EXERCISE –
Collect all lines below with the string "label".

Excerpts from an interface dataset –

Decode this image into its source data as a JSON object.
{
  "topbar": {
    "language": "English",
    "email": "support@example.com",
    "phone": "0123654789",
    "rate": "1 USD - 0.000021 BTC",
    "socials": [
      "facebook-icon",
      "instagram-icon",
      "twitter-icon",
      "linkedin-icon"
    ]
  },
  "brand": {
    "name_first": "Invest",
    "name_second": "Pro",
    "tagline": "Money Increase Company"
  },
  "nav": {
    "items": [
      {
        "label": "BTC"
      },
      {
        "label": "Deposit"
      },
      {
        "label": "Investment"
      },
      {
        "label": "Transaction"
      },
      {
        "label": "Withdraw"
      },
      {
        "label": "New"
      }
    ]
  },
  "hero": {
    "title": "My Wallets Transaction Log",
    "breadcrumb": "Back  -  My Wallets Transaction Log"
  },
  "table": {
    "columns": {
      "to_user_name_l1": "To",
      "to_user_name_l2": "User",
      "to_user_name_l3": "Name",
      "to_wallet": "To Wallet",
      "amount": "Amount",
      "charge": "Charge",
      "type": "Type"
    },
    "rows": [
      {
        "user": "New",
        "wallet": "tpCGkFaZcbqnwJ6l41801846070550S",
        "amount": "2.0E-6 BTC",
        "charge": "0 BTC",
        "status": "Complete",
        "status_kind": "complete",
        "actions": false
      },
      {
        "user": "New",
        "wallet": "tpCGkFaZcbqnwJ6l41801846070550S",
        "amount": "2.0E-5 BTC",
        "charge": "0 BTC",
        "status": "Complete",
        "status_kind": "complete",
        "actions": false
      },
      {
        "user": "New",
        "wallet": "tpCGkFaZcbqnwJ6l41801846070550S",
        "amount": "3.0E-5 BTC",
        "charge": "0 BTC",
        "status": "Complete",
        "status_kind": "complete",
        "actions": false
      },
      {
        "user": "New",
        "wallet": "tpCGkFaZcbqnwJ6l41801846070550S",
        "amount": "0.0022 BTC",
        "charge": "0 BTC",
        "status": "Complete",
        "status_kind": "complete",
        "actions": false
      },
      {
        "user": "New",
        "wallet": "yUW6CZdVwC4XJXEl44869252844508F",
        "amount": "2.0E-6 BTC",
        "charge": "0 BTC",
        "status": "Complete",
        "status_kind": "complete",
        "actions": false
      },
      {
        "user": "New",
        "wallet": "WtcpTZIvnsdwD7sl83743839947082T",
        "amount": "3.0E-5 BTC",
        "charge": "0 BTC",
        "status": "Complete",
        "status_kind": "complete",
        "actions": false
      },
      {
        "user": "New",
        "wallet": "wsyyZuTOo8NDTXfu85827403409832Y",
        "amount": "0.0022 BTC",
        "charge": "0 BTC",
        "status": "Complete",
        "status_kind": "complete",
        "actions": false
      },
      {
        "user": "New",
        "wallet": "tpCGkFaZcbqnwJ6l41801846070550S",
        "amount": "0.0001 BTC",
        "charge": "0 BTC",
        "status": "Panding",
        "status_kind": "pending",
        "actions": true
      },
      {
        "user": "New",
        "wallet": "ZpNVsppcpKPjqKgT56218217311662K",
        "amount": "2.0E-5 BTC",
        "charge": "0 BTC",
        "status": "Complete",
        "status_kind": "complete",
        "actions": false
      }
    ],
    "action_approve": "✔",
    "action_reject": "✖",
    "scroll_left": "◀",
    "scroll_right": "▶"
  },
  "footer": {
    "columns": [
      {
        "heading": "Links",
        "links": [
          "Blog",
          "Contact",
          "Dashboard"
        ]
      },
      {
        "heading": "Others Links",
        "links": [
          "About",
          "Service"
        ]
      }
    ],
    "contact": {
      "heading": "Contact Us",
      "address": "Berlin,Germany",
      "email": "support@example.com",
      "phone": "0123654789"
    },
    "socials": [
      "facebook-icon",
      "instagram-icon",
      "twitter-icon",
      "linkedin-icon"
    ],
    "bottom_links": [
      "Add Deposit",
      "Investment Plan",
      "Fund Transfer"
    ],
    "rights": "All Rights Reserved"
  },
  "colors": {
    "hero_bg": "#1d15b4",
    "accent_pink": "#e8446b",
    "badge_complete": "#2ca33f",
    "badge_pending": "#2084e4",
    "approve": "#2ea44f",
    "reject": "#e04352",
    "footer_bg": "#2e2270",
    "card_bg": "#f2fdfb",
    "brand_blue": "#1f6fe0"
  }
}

ANSWER TO THE EXERCISE –
        "label": "BTC"
        "label": "Deposit"
        "label": "Investment"
        "label": "Transaction"
        "label": "Withdraw"
        "label": "New"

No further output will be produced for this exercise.